● Exercise prompt
Omit the images, then print each record below exactly as it reads.

● Data to use
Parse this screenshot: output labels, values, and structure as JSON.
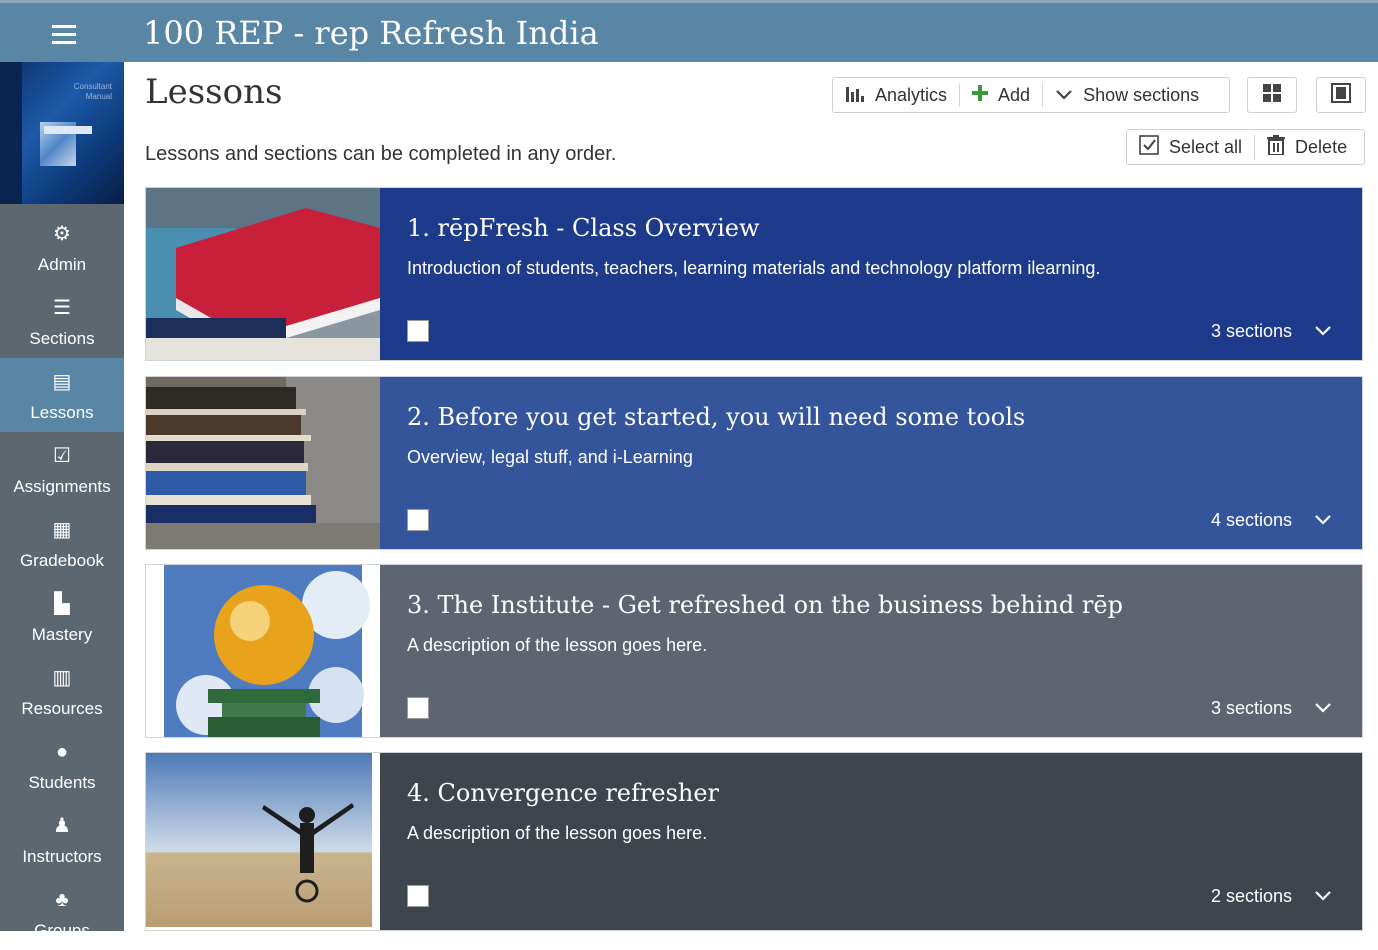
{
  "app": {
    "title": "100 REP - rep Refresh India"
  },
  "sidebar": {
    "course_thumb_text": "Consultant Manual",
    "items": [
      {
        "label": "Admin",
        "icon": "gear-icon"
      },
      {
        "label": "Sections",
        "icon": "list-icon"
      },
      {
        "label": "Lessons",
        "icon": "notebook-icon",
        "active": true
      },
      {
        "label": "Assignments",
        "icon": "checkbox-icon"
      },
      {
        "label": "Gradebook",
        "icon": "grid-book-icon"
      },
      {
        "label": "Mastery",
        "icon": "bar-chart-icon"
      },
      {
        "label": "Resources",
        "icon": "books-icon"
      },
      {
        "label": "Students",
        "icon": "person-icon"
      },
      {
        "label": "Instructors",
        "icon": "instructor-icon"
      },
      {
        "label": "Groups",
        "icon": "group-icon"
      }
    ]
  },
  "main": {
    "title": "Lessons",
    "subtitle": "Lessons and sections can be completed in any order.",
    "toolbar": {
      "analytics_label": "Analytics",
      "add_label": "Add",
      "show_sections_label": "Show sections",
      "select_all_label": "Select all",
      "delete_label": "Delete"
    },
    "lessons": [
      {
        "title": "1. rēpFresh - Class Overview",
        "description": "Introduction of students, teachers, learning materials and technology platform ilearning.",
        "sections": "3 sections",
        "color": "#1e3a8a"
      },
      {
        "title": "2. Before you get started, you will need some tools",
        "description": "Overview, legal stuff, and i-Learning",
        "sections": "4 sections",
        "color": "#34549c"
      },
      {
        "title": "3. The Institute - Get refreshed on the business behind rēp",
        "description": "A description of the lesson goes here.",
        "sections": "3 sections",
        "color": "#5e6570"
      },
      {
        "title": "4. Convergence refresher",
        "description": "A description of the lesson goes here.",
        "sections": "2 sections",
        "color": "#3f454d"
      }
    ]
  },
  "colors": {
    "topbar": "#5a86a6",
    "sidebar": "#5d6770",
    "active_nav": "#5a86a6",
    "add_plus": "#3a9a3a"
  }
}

● Written response
Parse this screenshot: output labels, values, and structure as JSON.
{
  "app": {
    "title": "100 REP - rep Refresh India"
  },
  "sidebar": {
    "course_thumb_text": "Consultant Manual",
    "items": [
      {
        "label": "Admin",
        "icon": "gear-icon"
      },
      {
        "label": "Sections",
        "icon": "list-icon"
      },
      {
        "label": "Lessons",
        "icon": "notebook-icon",
        "active": true
      },
      {
        "label": "Assignments",
        "icon": "checkbox-icon"
      },
      {
        "label": "Gradebook",
        "icon": "grid-book-icon"
      },
      {
        "label": "Mastery",
        "icon": "bar-chart-icon"
      },
      {
        "label": "Resources",
        "icon": "books-icon"
      },
      {
        "label": "Students",
        "icon": "person-icon"
      },
      {
        "label": "Instructors",
        "icon": "instructor-icon"
      },
      {
        "label": "Groups",
        "icon": "group-icon"
      }
    ]
  },
  "main": {
    "title": "Lessons",
    "subtitle": "Lessons and sections can be completed in any order.",
    "toolbar": {
      "analytics_label": "Analytics",
      "add_label": "Add",
      "show_sections_label": "Show sections",
      "select_all_label": "Select all",
      "delete_label": "Delete"
    },
    "lessons": [
      {
        "title": "1. rēpFresh - Class Overview",
        "description": "Introduction of students, teachers, learning materials and technology platform ilearning.",
        "sections": "3 sections",
        "color": "#1e3a8a"
      },
      {
        "title": "2. Before you get started, you will need some tools",
        "description": "Overview, legal stuff, and i-Learning",
        "sections": "4 sections",
        "color": "#34549c"
      },
      {
        "title": "3. The Institute - Get refreshed on the business behind rēp",
        "description": "A description of the lesson goes here.",
        "sections": "3 sections",
        "color": "#5e6570"
      },
      {
        "title": "4. Convergence refresher",
        "description": "A description of the lesson goes here.",
        "sections": "2 sections",
        "color": "#3f454d"
      }
    ]
  },
  "colors": {
    "topbar": "#5a86a6",
    "sidebar": "#5d6770",
    "active_nav": "#5a86a6",
    "add_plus": "#3a9a3a"
  }
}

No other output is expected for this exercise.